◆ **Supplied material**:
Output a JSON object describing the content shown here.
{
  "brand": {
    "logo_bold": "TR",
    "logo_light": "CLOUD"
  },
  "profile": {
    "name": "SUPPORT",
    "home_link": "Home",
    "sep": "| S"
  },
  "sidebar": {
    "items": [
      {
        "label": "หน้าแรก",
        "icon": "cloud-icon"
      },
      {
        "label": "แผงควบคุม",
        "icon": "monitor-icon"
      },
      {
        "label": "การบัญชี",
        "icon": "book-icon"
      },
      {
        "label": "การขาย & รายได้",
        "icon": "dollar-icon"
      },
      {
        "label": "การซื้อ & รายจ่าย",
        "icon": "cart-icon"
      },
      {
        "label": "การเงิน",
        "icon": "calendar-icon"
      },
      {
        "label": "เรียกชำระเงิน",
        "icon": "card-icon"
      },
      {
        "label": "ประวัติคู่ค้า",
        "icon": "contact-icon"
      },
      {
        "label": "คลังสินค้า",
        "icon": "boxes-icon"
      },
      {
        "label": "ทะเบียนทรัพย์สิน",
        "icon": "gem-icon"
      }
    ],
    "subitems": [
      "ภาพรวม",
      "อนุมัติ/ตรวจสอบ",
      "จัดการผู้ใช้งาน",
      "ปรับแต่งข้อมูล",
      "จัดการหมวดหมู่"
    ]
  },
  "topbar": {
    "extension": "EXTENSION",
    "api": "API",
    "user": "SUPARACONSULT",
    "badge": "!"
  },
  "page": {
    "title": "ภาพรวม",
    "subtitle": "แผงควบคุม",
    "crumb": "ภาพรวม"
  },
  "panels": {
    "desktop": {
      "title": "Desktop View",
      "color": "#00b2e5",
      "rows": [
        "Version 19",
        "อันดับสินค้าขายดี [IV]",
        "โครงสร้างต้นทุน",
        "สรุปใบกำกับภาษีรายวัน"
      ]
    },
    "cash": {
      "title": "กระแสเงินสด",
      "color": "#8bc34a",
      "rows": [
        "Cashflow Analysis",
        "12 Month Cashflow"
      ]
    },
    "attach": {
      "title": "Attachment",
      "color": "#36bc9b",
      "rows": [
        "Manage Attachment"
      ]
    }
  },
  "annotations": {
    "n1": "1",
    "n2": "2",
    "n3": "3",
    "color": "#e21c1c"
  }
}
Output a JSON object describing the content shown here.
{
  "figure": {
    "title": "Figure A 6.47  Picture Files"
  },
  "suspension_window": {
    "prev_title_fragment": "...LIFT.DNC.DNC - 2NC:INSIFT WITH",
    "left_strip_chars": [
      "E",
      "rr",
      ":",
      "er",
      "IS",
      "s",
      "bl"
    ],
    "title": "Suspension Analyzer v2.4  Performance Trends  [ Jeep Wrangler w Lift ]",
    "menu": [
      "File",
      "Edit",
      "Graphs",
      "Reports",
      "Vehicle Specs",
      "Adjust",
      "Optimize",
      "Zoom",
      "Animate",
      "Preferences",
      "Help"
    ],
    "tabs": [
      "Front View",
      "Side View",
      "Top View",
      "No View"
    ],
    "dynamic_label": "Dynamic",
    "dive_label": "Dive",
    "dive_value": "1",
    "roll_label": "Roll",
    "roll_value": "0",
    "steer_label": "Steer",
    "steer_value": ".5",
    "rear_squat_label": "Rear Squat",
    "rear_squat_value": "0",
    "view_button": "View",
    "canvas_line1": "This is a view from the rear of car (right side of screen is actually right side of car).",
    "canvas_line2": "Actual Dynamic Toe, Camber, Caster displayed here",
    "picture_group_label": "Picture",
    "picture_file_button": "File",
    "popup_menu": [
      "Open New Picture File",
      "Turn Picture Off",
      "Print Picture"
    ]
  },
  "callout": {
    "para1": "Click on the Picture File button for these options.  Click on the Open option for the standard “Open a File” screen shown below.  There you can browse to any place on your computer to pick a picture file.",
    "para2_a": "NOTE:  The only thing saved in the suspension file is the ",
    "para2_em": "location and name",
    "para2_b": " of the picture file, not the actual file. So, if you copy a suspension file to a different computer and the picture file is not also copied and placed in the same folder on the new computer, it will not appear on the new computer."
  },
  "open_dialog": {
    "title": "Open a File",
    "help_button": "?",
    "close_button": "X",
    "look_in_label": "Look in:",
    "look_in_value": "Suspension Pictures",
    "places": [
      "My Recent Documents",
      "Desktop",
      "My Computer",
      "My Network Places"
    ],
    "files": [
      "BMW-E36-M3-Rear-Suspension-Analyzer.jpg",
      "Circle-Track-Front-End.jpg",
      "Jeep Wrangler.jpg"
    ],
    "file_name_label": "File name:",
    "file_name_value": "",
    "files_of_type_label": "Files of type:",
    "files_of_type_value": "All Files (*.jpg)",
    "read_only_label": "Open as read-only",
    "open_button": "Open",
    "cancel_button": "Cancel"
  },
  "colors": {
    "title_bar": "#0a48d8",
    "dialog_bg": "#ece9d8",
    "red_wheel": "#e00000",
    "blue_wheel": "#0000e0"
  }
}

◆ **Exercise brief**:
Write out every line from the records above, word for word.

◆ **Response to this task**:
Output a JSON object describing the content shown here.
{
  "brand": {
    "logo_bold": "TR",
    "logo_light": "CLOUD"
  },
  "profile": {
    "name": "SUPPORT",
    "home_link": "Home",
    "sep": "| S"
  },
  "sidebar": {
    "items": [
      {
        "label": "หน้าแรก",
        "icon": "cloud-icon"
      },
      {
        "label": "แผงควบคุม",
        "icon": "monitor-icon"
      },
      {
        "label": "การบัญชี",
        "icon": "book-icon"
      },
      {
        "label": "การขาย & รายได้",
        "icon": "dollar-icon"
      },
      {
        "label": "การซื้อ & รายจ่าย",
        "icon": "cart-icon"
      },
      {
        "label": "การเงิน",
        "icon": "calendar-icon"
      },
      {
        "label": "เรียกชำระเงิน",
        "icon": "card-icon"
      },
      {
        "label": "ประวัติคู่ค้า",
        "icon": "contact-icon"
      },
      {
        "label": "คลังสินค้า",
        "icon": "boxes-icon"
      },
      {
        "label": "ทะเบียนทรัพย์สิน",
        "icon": "gem-icon"
      }
    ],
    "subitems": [
      "ภาพรวม",
      "อนุมัติ/ตรวจสอบ",
      "จัดการผู้ใช้งาน",
      "ปรับแต่งข้อมูล",
      "จัดการหมวดหมู่"
    ]
  },
  "topbar": {
    "extension": "EXTENSION",
    "api": "API",
    "user": "SUPARACONSULT",
    "badge": "!"
  },
  "page": {
    "title": "ภาพรวม",
    "subtitle": "แผงควบคุม",
    "crumb": "ภาพรวม"
  },
  "panels": {
    "desktop": {
      "title": "Desktop View",
      "color": "#00b2e5",
      "rows": [
        "Version 19",
        "อันดับสินค้าขายดี [IV]",
        "โครงสร้างต้นทุน",
        "สรุปใบกำกับภาษีรายวัน"
      ]
    },
    "cash": {
      "title": "กระแสเงินสด",
      "color": "#8bc34a",
      "rows": [
        "Cashflow Analysis",
        "12 Month Cashflow"
      ]
    },
    "attach": {
      "title": "Attachment",
      "color": "#36bc9b",
      "rows": [
        "Manage Attachment"
      ]
    }
  },
  "annotations": {
    "n1": "1",
    "n2": "2",
    "n3": "3",
    "color": "#e21c1c"
  }
}
Output a JSON object describing the content shown here.
{
  "figure": {
    "title": "Figure A 6.47  Picture Files"
  },
  "suspension_window": {
    "prev_title_fragment": "...LIFT.DNC.DNC - 2NC:INSIFT WITH",
    "left_strip_chars": [
      "E",
      "rr",
      ":",
      "er",
      "IS",
      "s",
      "bl"
    ],
    "title": "Suspension Analyzer v2.4  Performance Trends  [ Jeep Wrangler w Lift ]",
    "menu": [
      "File",
      "Edit",
      "Graphs",
      "Reports",
      "Vehicle Specs",
      "Adjust",
      "Optimize",
      "Zoom",
      "Animate",
      "Preferences",
      "Help"
    ],
    "tabs": [
      "Front View",
      "Side View",
      "Top View",
      "No View"
    ],
    "dynamic_label": "Dynamic",
    "dive_label": "Dive",
    "dive_value": "1",
    "roll_label": "Roll",
    "roll_value": "0",
    "steer_label": "Steer",
    "steer_value": ".5",
    "rear_squat_label": "Rear Squat",
    "rear_squat_value": "0",
    "view_button": "View",
    "canvas_line1": "This is a view from the rear of car (right side of screen is actually right side of car).",
    "canvas_line2": "Actual Dynamic Toe, Camber, Caster displayed here",
    "picture_group_label": "Picture",
    "picture_file_button": "File",
    "popup_menu": [
      "Open New Picture File",
      "Turn Picture Off",
      "Print Picture"
    ]
  },
  "callout": {
    "para1": "Click on the Picture File button for these options.  Click on the Open option for the standard “Open a File” screen shown below.  There you can browse to any place on your computer to pick a picture file.",
    "para2_a": "NOTE:  The only thing saved in the suspension file is the ",
    "para2_em": "location and name",
    "para2_b": " of the picture file, not the actual file. So, if you copy a suspension file to a different computer and the picture file is not also copied and placed in the same folder on the new computer, it will not appear on the new computer."
  },
  "open_dialog": {
    "title": "Open a File",
    "help_button": "?",
    "close_button": "X",
    "look_in_label": "Look in:",
    "look_in_value": "Suspension Pictures",
    "places": [
      "My Recent Documents",
      "Desktop",
      "My Computer",
      "My Network Places"
    ],
    "files": [
      "BMW-E36-M3-Rear-Suspension-Analyzer.jpg",
      "Circle-Track-Front-End.jpg",
      "Jeep Wrangler.jpg"
    ],
    "file_name_label": "File name:",
    "file_name_value": "",
    "files_of_type_label": "Files of type:",
    "files_of_type_value": "All Files (*.jpg)",
    "read_only_label": "Open as read-only",
    "open_button": "Open",
    "cancel_button": "Cancel"
  },
  "colors": {
    "title_bar": "#0a48d8",
    "dialog_bg": "#ece9d8",
    "red_wheel": "#e00000",
    "blue_wheel": "#0000e0"
  }
}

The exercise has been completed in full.